(Dataset records)
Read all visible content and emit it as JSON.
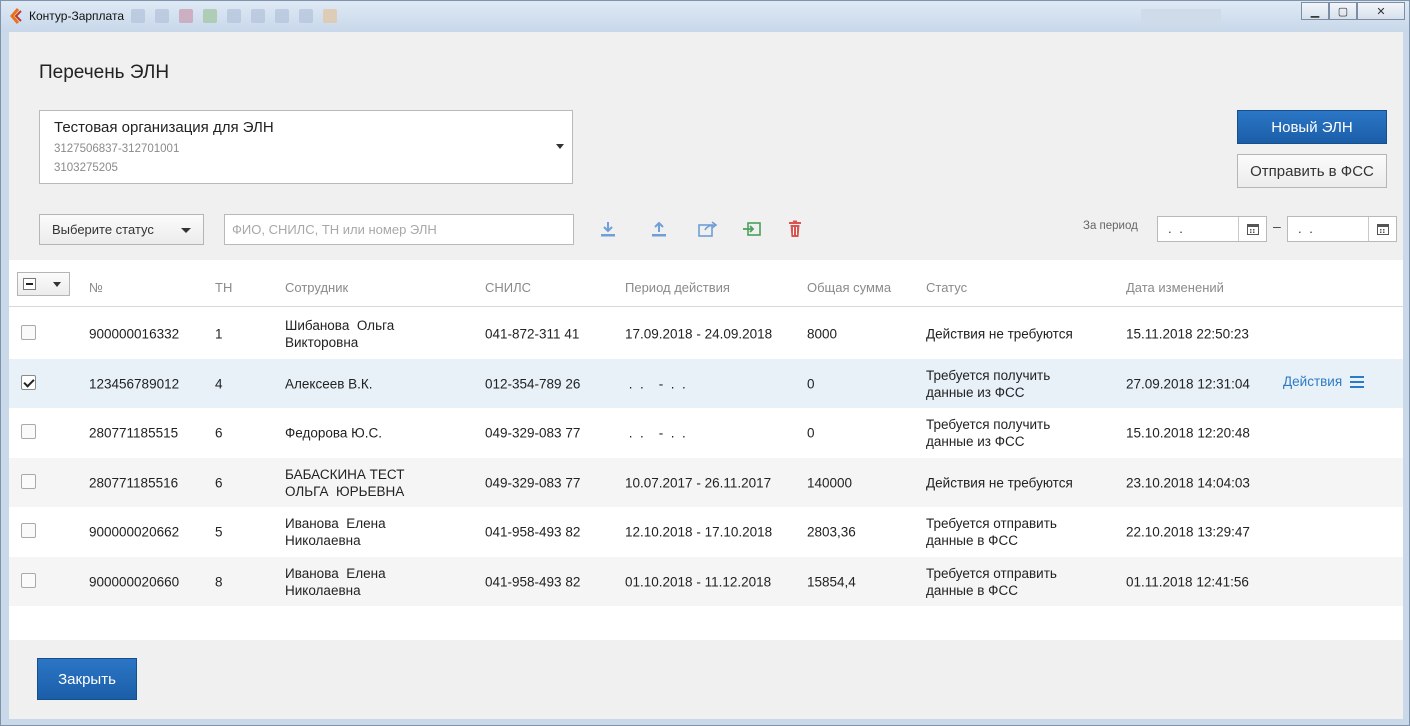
{
  "window": {
    "title": "Контур-Зарплата",
    "controls": {
      "minimize": "▁",
      "maximize": "▢",
      "close": "✕"
    }
  },
  "page": {
    "title": "Перечень ЭЛН"
  },
  "organization": {
    "name": "Тестовая организация для ЭЛН",
    "code1": "3127506837-312701001",
    "code2": "3103275205"
  },
  "buttons": {
    "new_eln": "Новый ЭЛН",
    "send_fss": "Отправить в ФСС",
    "close": "Закрыть"
  },
  "filters": {
    "status_label": "Выберите статус",
    "search_placeholder": "ФИО, СНИЛС, ТН или номер ЭЛН",
    "search_value": "",
    "period_label": "За период",
    "date_from": ". .",
    "date_to": ". .",
    "date_separator": "–"
  },
  "toolbar_icons": [
    "download-icon",
    "upload-icon",
    "export-icon",
    "import-icon",
    "delete-icon"
  ],
  "colors": {
    "accent": "#1f66b3",
    "link": "#2d7bc4",
    "icon_blue": "#6f9fd6",
    "icon_green": "#4aa05a",
    "icon_red": "#d9534f",
    "row_selected": "#e8f0f8"
  },
  "table": {
    "columns": [
      "№",
      "ТН",
      "Сотрудник",
      "СНИЛС",
      "Период действия",
      "Общая сумма",
      "Статус",
      "Дата изменений"
    ],
    "rows": [
      {
        "checked": false,
        "number": "900000016332",
        "tn": "1",
        "employee": "Шибанова  Ольга\nВикторовна",
        "snils": "041-872-311 41",
        "period": "17.09.2018 - 24.09.2018",
        "sum": "8000",
        "status": "Действия не требуются",
        "changed": "15.11.2018 22:50:23",
        "actions": ""
      },
      {
        "checked": true,
        "number": "123456789012",
        "tn": "4",
        "employee": "Алексеев В.К.",
        "snils": "012-354-789 26",
        "period": " .  .    -  .  .",
        "sum": "0",
        "status": "Требуется получить\nданные из ФСС",
        "changed": "27.09.2018 12:31:04",
        "actions": "Действия"
      },
      {
        "checked": false,
        "number": "280771185515",
        "tn": "6",
        "employee": "Федорова Ю.С.",
        "snils": "049-329-083 77",
        "period": " .  .    -  .  .",
        "sum": "0",
        "status": "Требуется получить\nданные из ФСС",
        "changed": "15.10.2018 12:20:48",
        "actions": ""
      },
      {
        "checked": false,
        "number": "280771185516",
        "tn": "6",
        "employee": "БАБАСКИНА ТЕСТ\nОЛЬГА  ЮРЬЕВНА",
        "snils": "049-329-083 77",
        "period": "10.07.2017 - 26.11.2017",
        "sum": "140000",
        "status": "Действия не требуются",
        "changed": "23.10.2018 14:04:03",
        "actions": ""
      },
      {
        "checked": false,
        "number": "900000020662",
        "tn": "5",
        "employee": "Иванова  Елена\nНиколаевна",
        "snils": "041-958-493 82",
        "period": "12.10.2018 - 17.10.2018",
        "sum": "2803,36",
        "status": "Требуется отправить\nданные в ФСС",
        "changed": "22.10.2018 13:29:47",
        "actions": ""
      },
      {
        "checked": false,
        "number": "900000020660",
        "tn": "8",
        "employee": "Иванова  Елена\nНиколаевна",
        "snils": "041-958-493 82",
        "period": "01.10.2018 - 11.12.2018",
        "sum": "15854,4",
        "status": "Требуется отправить\nданные в ФСС",
        "changed": "01.11.2018 12:41:56",
        "actions": ""
      }
    ]
  }
}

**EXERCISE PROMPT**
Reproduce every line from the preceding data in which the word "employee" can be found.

**EXERCISE SOLUTION**
        "employee": "Шибанова  Ольга\nВикторовна",
        "employee": "Алексеев В.К.",
        "employee": "Федорова Ю.С.",
        "employee": "БАБАСКИНА ТЕСТ\nОЛЬГА  ЮРЬЕВНА",
        "employee": "Иванова  Елена\nНиколаевна",
        "employee": "Иванова  Елена\nНиколаевна",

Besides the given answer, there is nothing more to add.